5. Cook for 2 minutes, until the zoodles have barely softened. It is very important that you don't walk away from the pot or let the pasta overcook. Remember that it will continue to soten once you drain the water and create your sauce.
6. Once the zoodles are soft, pour out the water by holding the lid over the pot, reserving just about half a cup in the pasta. If this method seems dangerous/challenging for you, feel free to reserve ½ cup of the pasta water using a ladle, and then drain the pasta/zoodles in a colander before returning everything to the pot.

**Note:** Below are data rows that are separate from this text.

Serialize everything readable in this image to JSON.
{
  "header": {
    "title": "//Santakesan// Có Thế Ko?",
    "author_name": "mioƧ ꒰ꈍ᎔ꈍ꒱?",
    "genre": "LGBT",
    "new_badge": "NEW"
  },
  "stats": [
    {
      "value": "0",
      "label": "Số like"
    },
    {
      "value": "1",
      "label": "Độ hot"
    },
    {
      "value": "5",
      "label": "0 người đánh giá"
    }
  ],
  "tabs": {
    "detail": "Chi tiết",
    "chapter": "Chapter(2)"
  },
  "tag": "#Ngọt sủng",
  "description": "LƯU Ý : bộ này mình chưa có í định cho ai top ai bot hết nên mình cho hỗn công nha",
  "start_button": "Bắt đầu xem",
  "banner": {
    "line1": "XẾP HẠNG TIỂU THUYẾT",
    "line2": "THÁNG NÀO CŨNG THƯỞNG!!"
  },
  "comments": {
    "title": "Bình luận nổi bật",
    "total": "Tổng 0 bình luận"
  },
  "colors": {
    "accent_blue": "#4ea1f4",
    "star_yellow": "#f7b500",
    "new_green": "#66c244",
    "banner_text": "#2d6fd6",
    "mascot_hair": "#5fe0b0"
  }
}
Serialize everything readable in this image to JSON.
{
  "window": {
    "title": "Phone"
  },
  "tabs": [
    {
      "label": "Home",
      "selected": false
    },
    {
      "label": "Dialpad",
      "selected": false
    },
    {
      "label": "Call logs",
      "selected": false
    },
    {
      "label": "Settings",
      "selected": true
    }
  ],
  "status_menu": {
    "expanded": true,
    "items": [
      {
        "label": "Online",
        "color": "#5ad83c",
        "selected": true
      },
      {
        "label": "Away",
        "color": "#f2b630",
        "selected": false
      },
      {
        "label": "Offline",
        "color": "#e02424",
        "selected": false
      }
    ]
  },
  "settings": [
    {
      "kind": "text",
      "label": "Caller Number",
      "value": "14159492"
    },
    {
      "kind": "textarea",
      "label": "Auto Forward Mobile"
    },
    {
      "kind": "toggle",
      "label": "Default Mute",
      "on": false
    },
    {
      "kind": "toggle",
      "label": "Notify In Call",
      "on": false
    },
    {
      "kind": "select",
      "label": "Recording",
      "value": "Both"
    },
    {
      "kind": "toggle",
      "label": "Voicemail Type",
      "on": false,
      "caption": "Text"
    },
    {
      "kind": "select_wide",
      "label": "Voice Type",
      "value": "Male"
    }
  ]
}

7. Once everyone is back in the pot, turn the heat to medium-high. Add toasted garlic, 1 tbs of extra-virgin olive oil plus ⅓ cup parmesan cheese, along with reserved water if you used the colander method. Toss quickly, ensuring that every oodle of noodle and zoodle is covered in sauce, cheese, and garlic.
8. Immediately serve pasta. Top with freshly cracked pepper, chili flakes, and extra parmyyyy 🙂
For those of you using GF pasta:
Follow steps 1-5 above. My GF pasta took 7 minutes to soften, at which point I added the zoodles and cooked for another 2 minutes.
6. Pour the pasta/zoodles out into a colander and rinse with cold water. Because GF pasta releases a lot of starch and flavor into the water, I prefer not to use it for the sauce.
7. Add pasta/zoodles back to your pan. Turn the heat to medium-high.
8. Add reserved garlic, ⅓ cup warm water, 2 tbs extra-virgin olive oil, and ⅓ cup parmesan. Toss quickly with tongs to ensure that everything becomes well mixed and coated. Your pasta should be forming a nice, silky sauce with the water. If it's too wet, give it another minute over the heat. You can also add more cheese ICE (in case of emergency.)
9. Serve immediately. Top each portion with freshly cracked pepper, chili flakes, and extra cheese! Enjoy
- Category: Pasta
- Method: Stovetop
- Cuisine: American
Keywords: zoodles, noodles, zucchini noodles, spaghetti, spaghetti with zucchini